Last September one of my old friends got married, to a lovely guy named Matt.
No, that isn’t Matt above. That’s Michael, her brother.
It was a great day. There were lots of old friends there that I hadn’t seen in years. It was particularly poignant as most of us had only ever really interacted (in the main, at least) in muddy fields at music festivals. Yet here we were, dressed up and there for one of our own doing something very grown up indeed.
Hannah had asked if I would be the photographer for the day, and I sadly had to say no. Both of my usual ‘wedding cameras’ had completely stopped working that same week, with no prospect of getting them fixed to a standard where I would trust them anytime soon. On top of that, I had just gotten engaged to Grace a few weeks prior, and my head was still spinning from the prospect of having to work out how on earth to navigate the mammoth task of dealing with the distance, and the visa process. I probably wasn’t a very good pal back then – something I regret.

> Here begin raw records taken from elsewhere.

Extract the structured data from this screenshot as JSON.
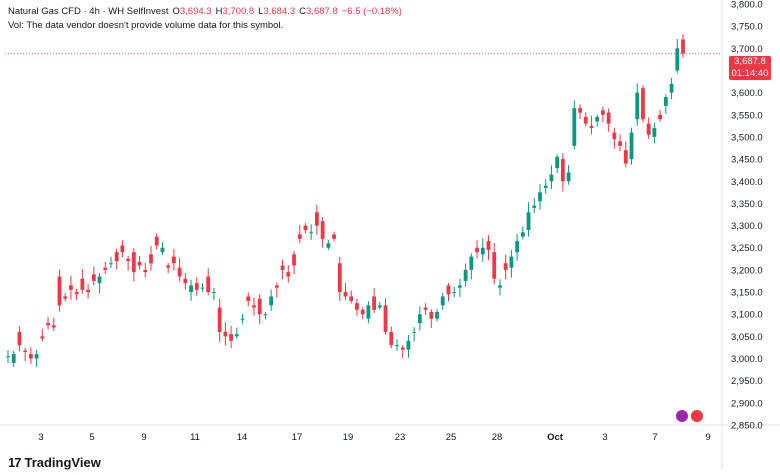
{
  "header": {
    "symbol": "Natural Gas CFD · 4h · WH SelfInvest",
    "o_label": "O",
    "o_value": "3,694.3",
    "h_label": "H",
    "h_value": "3,700.8",
    "l_label": "L",
    "l_value": "3,684.3",
    "c_label": "C",
    "c_value": "3,687.8",
    "change": "−6.5 (−0.18%)",
    "volume_note": "Vol: The data vendor doesn't provide volume data for this symbol."
  },
  "price_tag": {
    "price": "3,687.8",
    "countdown": "01:14:40"
  },
  "logo": {
    "text": "TradingView",
    "mark": "17"
  },
  "colors": {
    "up": "#089981",
    "down": "#f23645",
    "axis_text": "#131722",
    "price_line": "#f23645"
  },
  "chart_data": {
    "type": "candlestick",
    "y_range": [
      2850,
      3800
    ],
    "y_ticks": [
      "2,850.0",
      "2,900.0",
      "2,950.0",
      "3,000.0",
      "3,050.0",
      "3,100.0",
      "3,150.0",
      "3,200.0",
      "3,250.0",
      "3,300.0",
      "3,350.0",
      "3,400.0",
      "3,450.0",
      "3,500.0",
      "3,550.0",
      "3,600.0",
      "3,650.0",
      "3,700.0",
      "3,750.0",
      "3,800.0"
    ],
    "x_labels": [
      "3",
      "5",
      "9",
      "11",
      "14",
      "17",
      "19",
      "23",
      "25",
      "28",
      "Oct",
      "3",
      "7",
      "9"
    ],
    "last_price": 3687.8,
    "anchors": [
      [
        3005,
        2990,
        3060,
        3018,
        3010,
        3000,
        3050,
        3080,
        3075,
        3185,
        3140,
        3165,
        3150,
        3180,
        3155,
        3190,
        3170,
        3205,
        3215,
        3240,
        3255,
        3225,
        3240,
        3218,
        3200,
        3235,
        3275,
        3240,
        3210,
        3230,
        3205,
        3180,
        3150,
        3170,
        3160,
        3185,
        3150,
        3115,
        3060,
        3055,
        3050,
        3090,
        3140,
        3120,
        3135,
        3100,
        3120,
        3165,
        3210,
        3195,
        3235,
        3280,
        3300,
        3285,
        3330,
        3310,
        3250,
        3280,
        3215,
        3150,
        3140,
        3125,
        3110,
        3090,
        3140,
        3115,
        3120,
        3060,
        3030,
        3025,
        3020,
        3060,
        3080,
        3115,
        3105,
        3090,
        3120,
        3165,
        3150,
        3160,
        3175,
        3200,
        3250,
        3235,
        3265,
        3240,
        3160,
        3215,
        3205,
        3240,
        3275,
        3290,
        3340,
        3355,
        3385,
        3400,
        3430,
        3450,
        3400,
        3480,
        3565,
        3545,
        3525,
        3535,
        3560,
        3555,
        3510,
        3490,
        3470,
        3450,
        3540,
        3610,
        3530,
        3500,
        3550,
        3570,
        3600,
        3650,
        3720,
        3688
      ],
      [
        3005,
        3010,
        3030,
        3015,
        3000,
        3010,
        3045,
        3075,
        3070,
        3120,
        3135,
        3155,
        3145,
        3155,
        3150,
        3175,
        3185,
        3200,
        3215,
        3220,
        3240,
        3220,
        3195,
        3210,
        3195,
        3215,
        3255,
        3250,
        3205,
        3215,
        3185,
        3170,
        3165,
        3155,
        3160,
        3150,
        3150,
        3060,
        3050,
        3040,
        3055,
        3090,
        3130,
        3115,
        3100,
        3100,
        3140,
        3160,
        3200,
        3185,
        3210,
        3270,
        3290,
        3285,
        3300,
        3270,
        3260,
        3270,
        3150,
        3140,
        3130,
        3110,
        3100,
        3120,
        3110,
        3120,
        3060,
        3030,
        3030,
        3020,
        3040,
        3060,
        3100,
        3110,
        3090,
        3105,
        3140,
        3145,
        3150,
        3165,
        3200,
        3230,
        3240,
        3250,
        3245,
        3180,
        3165,
        3200,
        3230,
        3265,
        3285,
        3330,
        3345,
        3375,
        3390,
        3415,
        3455,
        3400,
        3420,
        3565,
        3555,
        3530,
        3520,
        3545,
        3550,
        3530,
        3495,
        3480,
        3440,
        3510,
        3600,
        3540,
        3505,
        3520,
        3540,
        3590,
        3620,
        3700,
        3688
      ]
    ]
  }
}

All that aside, the day was great. In keeping with Hannah’s personality (and now, I’ve come to realise, Matt’s too), the day was fiercely unique and laid back. In the style of a music festival, there were big tents and mexican food from a kitschy van. Did I mention that the combined wedding/honeymoon vehicle was a VW Camper Van?
I vaguely remember taking my old Leica with me to get some pictures, with no promises that any would see the light of day. There were a couple of shots on the end of a reel I processed months ago, but to be honest I completely forgot that I had taken another full roll. It wasn’t till the other night when I found and developed this un-marked can of Neopan that I realised.
These are pictures that I thought were gone.
One of the best things about film is this sort of thing. Re-discovering moments that you had forgotten ever happened in the first place. The instant gratification of digital (for all of its ease) means that a bit of the wonder is lost along the way at times. This isn’t any sort of argument in favour of film as a medium; it is expensive, time consuming, and regularly a massive pain in the ass. Sometimes though, it can surprise you. I hope it surprises Hannah and Matt, in a good way. I hope that they remember bits about the day that might have slipped through in the sheer sensory overload that is a wedding. After all, that’s what photography is for… surely?
September 2013, England
Leica iiia – Jupiter 3 50mm f1.5
Fuji Neopan 1600